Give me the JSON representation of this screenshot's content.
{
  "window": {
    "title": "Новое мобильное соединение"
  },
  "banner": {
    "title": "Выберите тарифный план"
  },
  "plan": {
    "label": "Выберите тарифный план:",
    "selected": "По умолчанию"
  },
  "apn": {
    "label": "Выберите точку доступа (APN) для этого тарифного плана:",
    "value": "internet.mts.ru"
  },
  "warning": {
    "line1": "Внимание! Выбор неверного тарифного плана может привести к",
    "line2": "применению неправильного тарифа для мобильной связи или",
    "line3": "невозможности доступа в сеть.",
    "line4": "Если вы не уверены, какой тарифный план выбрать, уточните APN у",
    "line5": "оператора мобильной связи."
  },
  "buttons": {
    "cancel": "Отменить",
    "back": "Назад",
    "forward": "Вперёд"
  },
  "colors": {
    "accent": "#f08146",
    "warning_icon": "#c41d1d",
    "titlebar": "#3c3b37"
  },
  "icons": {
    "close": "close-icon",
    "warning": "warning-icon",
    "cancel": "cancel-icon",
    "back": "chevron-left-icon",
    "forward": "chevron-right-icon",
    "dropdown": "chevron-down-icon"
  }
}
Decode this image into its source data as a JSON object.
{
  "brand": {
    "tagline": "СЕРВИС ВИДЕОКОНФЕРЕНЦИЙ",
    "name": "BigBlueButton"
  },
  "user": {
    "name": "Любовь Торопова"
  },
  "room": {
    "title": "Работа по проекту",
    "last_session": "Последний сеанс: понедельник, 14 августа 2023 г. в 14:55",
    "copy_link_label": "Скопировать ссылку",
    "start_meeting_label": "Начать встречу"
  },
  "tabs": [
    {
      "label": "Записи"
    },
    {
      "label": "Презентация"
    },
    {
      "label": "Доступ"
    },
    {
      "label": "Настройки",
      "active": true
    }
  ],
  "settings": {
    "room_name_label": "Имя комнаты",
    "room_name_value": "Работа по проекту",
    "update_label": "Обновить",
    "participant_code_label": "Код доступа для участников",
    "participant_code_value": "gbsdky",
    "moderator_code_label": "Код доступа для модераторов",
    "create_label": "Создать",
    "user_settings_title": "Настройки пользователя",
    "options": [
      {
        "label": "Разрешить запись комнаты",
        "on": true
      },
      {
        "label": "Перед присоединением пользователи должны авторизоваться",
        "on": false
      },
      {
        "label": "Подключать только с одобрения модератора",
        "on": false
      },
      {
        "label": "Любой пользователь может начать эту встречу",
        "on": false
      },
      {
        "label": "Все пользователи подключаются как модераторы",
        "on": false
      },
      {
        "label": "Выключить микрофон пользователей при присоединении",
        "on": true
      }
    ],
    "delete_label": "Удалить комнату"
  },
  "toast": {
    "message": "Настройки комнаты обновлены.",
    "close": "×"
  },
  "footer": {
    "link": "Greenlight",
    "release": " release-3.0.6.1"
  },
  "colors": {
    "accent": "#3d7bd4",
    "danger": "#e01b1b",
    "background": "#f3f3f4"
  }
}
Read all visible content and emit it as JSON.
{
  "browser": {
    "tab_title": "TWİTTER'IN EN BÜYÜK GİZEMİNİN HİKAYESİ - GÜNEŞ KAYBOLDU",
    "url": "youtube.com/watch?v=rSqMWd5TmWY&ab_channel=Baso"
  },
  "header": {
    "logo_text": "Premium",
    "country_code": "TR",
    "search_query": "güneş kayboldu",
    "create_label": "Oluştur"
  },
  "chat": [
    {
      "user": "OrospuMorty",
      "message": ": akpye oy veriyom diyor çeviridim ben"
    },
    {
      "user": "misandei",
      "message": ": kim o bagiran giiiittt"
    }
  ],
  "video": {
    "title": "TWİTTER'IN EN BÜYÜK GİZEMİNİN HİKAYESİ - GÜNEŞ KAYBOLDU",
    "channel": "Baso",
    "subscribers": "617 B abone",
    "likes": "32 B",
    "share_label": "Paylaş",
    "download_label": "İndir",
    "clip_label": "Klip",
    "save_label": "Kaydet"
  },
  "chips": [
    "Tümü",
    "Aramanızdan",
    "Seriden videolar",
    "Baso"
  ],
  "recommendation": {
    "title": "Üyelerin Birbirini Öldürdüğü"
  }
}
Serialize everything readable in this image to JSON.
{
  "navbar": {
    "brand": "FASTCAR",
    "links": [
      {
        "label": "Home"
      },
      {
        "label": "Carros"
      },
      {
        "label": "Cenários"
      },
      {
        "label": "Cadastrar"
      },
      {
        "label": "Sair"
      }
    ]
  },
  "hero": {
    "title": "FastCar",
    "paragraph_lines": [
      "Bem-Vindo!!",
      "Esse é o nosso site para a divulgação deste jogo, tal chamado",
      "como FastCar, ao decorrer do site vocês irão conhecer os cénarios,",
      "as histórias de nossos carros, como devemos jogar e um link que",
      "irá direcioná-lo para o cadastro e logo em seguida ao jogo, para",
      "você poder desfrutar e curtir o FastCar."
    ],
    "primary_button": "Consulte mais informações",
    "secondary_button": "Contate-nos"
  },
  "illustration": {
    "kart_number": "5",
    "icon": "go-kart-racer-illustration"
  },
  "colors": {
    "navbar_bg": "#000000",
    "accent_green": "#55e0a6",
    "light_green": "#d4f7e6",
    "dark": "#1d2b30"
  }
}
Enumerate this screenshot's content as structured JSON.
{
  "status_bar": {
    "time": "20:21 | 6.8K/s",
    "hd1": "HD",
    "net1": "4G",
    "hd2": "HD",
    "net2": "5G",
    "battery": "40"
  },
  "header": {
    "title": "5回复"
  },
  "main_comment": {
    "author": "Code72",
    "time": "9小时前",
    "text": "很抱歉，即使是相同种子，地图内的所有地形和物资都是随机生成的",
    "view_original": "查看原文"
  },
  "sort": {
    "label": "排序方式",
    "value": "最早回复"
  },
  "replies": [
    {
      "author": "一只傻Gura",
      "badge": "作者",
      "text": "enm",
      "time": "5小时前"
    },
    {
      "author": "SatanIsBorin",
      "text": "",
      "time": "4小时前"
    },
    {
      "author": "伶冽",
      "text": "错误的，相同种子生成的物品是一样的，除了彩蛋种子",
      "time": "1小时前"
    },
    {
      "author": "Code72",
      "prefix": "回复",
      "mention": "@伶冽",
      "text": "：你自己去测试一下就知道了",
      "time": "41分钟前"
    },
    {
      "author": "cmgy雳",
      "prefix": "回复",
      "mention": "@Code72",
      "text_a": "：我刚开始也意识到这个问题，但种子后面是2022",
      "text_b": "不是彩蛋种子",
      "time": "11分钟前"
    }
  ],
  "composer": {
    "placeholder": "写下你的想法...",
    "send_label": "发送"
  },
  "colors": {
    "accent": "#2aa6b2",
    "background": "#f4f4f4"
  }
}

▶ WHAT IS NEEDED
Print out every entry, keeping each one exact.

▶ OUTPUT OF THE TASK
Give me the JSON representation of this screenshot's content.
{
  "window": {
    "title": "Новое мобильное соединение"
  },
  "banner": {
    "title": "Выберите тарифный план"
  },
  "plan": {
    "label": "Выберите тарифный план:",
    "selected": "По умолчанию"
  },
  "apn": {
    "label": "Выберите точку доступа (APN) для этого тарифного плана:",
    "value": "internet.mts.ru"
  },
  "warning": {
    "line1": "Внимание! Выбор неверного тарифного плана может привести к",
    "line2": "применению неправильного тарифа для мобильной связи или",
    "line3": "невозможности доступа в сеть.",
    "line4": "Если вы не уверены, какой тарифный план выбрать, уточните APN у",
    "line5": "оператора мобильной связи."
  },
  "buttons": {
    "cancel": "Отменить",
    "back": "Назад",
    "forward": "Вперёд"
  },
  "colors": {
    "accent": "#f08146",
    "warning_icon": "#c41d1d",
    "titlebar": "#3c3b37"
  },
  "icons": {
    "close": "close-icon",
    "warning": "warning-icon",
    "cancel": "cancel-icon",
    "back": "chevron-left-icon",
    "forward": "chevron-right-icon",
    "dropdown": "chevron-down-icon"
  }
}
Decode this image into its source data as a JSON object.
{
  "brand": {
    "tagline": "СЕРВИС ВИДЕОКОНФЕРЕНЦИЙ",
    "name": "BigBlueButton"
  },
  "user": {
    "name": "Любовь Торопова"
  },
  "room": {
    "title": "Работа по проекту",
    "last_session": "Последний сеанс: понедельник, 14 августа 2023 г. в 14:55",
    "copy_link_label": "Скопировать ссылку",
    "start_meeting_label": "Начать встречу"
  },
  "tabs": [
    {
      "label": "Записи"
    },
    {
      "label": "Презентация"
    },
    {
      "label": "Доступ"
    },
    {
      "label": "Настройки",
      "active": true
    }
  ],
  "settings": {
    "room_name_label": "Имя комнаты",
    "room_name_value": "Работа по проекту",
    "update_label": "Обновить",
    "participant_code_label": "Код доступа для участников",
    "participant_code_value": "gbsdky",
    "moderator_code_label": "Код доступа для модераторов",
    "create_label": "Создать",
    "user_settings_title": "Настройки пользователя",
    "options": [
      {
        "label": "Разрешить запись комнаты",
        "on": true
      },
      {
        "label": "Перед присоединением пользователи должны авторизоваться",
        "on": false
      },
      {
        "label": "Подключать только с одобрения модератора",
        "on": false
      },
      {
        "label": "Любой пользователь может начать эту встречу",
        "on": false
      },
      {
        "label": "Все пользователи подключаются как модераторы",
        "on": false
      },
      {
        "label": "Выключить микрофон пользователей при присоединении",
        "on": true
      }
    ],
    "delete_label": "Удалить комнату"
  },
  "toast": {
    "message": "Настройки комнаты обновлены.",
    "close": "×"
  },
  "footer": {
    "link": "Greenlight",
    "release": " release-3.0.6.1"
  },
  "colors": {
    "accent": "#3d7bd4",
    "danger": "#e01b1b",
    "background": "#f3f3f4"
  }
}
Read all visible content and emit it as JSON.
{
  "browser": {
    "tab_title": "TWİTTER'IN EN BÜYÜK GİZEMİNİN HİKAYESİ - GÜNEŞ KAYBOLDU",
    "url": "youtube.com/watch?v=rSqMWd5TmWY&ab_channel=Baso"
  },
  "header": {
    "logo_text": "Premium",
    "country_code": "TR",
    "search_query": "güneş kayboldu",
    "create_label": "Oluştur"
  },
  "chat": [
    {
      "user": "OrospuMorty",
      "message": ": akpye oy veriyom diyor çeviridim ben"
    },
    {
      "user": "misandei",
      "message": ": kim o bagiran giiiittt"
    }
  ],
  "video": {
    "title": "TWİTTER'IN EN BÜYÜK GİZEMİNİN HİKAYESİ - GÜNEŞ KAYBOLDU",
    "channel": "Baso",
    "subscribers": "617 B abone",
    "likes": "32 B",
    "share_label": "Paylaş",
    "download_label": "İndir",
    "clip_label": "Klip",
    "save_label": "Kaydet"
  },
  "chips": [
    "Tümü",
    "Aramanızdan",
    "Seriden videolar",
    "Baso"
  ],
  "recommendation": {
    "title": "Üyelerin Birbirini Öldürdüğü"
  }
}
Serialize everything readable in this image to JSON.
{
  "navbar": {
    "brand": "FASTCAR",
    "links": [
      {
        "label": "Home"
      },
      {
        "label": "Carros"
      },
      {
        "label": "Cenários"
      },
      {
        "label": "Cadastrar"
      },
      {
        "label": "Sair"
      }
    ]
  },
  "hero": {
    "title": "FastCar",
    "paragraph_lines": [
      "Bem-Vindo!!",
      "Esse é o nosso site para a divulgação deste jogo, tal chamado",
      "como FastCar, ao decorrer do site vocês irão conhecer os cénarios,",
      "as histórias de nossos carros, como devemos jogar e um link que",
      "irá direcioná-lo para o cadastro e logo em seguida ao jogo, para",
      "você poder desfrutar e curtir o FastCar."
    ],
    "primary_button": "Consulte mais informações",
    "secondary_button": "Contate-nos"
  },
  "illustration": {
    "kart_number": "5",
    "icon": "go-kart-racer-illustration"
  },
  "colors": {
    "navbar_bg": "#000000",
    "accent_green": "#55e0a6",
    "light_green": "#d4f7e6",
    "dark": "#1d2b30"
  }
}
Enumerate this screenshot's content as structured JSON.
{
  "status_bar": {
    "time": "20:21 | 6.8K/s",
    "hd1": "HD",
    "net1": "4G",
    "hd2": "HD",
    "net2": "5G",
    "battery": "40"
  },
  "header": {
    "title": "5回复"
  },
  "main_comment": {
    "author": "Code72",
    "time": "9小时前",
    "text": "很抱歉，即使是相同种子，地图内的所有地形和物资都是随机生成的",
    "view_original": "查看原文"
  },
  "sort": {
    "label": "排序方式",
    "value": "最早回复"
  },
  "replies": [
    {
      "author": "一只傻Gura",
      "badge": "作者",
      "text": "enm",
      "time": "5小时前"
    },
    {
      "author": "SatanIsBorin",
      "text": "",
      "time": "4小时前"
    },
    {
      "author": "伶冽",
      "text": "错误的，相同种子生成的物品是一样的，除了彩蛋种子",
      "time": "1小时前"
    },
    {
      "author": "Code72",
      "prefix": "回复",
      "mention": "@伶冽",
      "text": "：你自己去测试一下就知道了",
      "time": "41分钟前"
    },
    {
      "author": "cmgy雳",
      "prefix": "回复",
      "mention": "@Code72",
      "text_a": "：我刚开始也意识到这个问题，但种子后面是2022",
      "text_b": "不是彩蛋种子",
      "time": "11分钟前"
    }
  ],
  "composer": {
    "placeholder": "写下你的想法...",
    "send_label": "发送"
  },
  "colors": {
    "accent": "#2aa6b2",
    "background": "#f4f4f4"
  }
}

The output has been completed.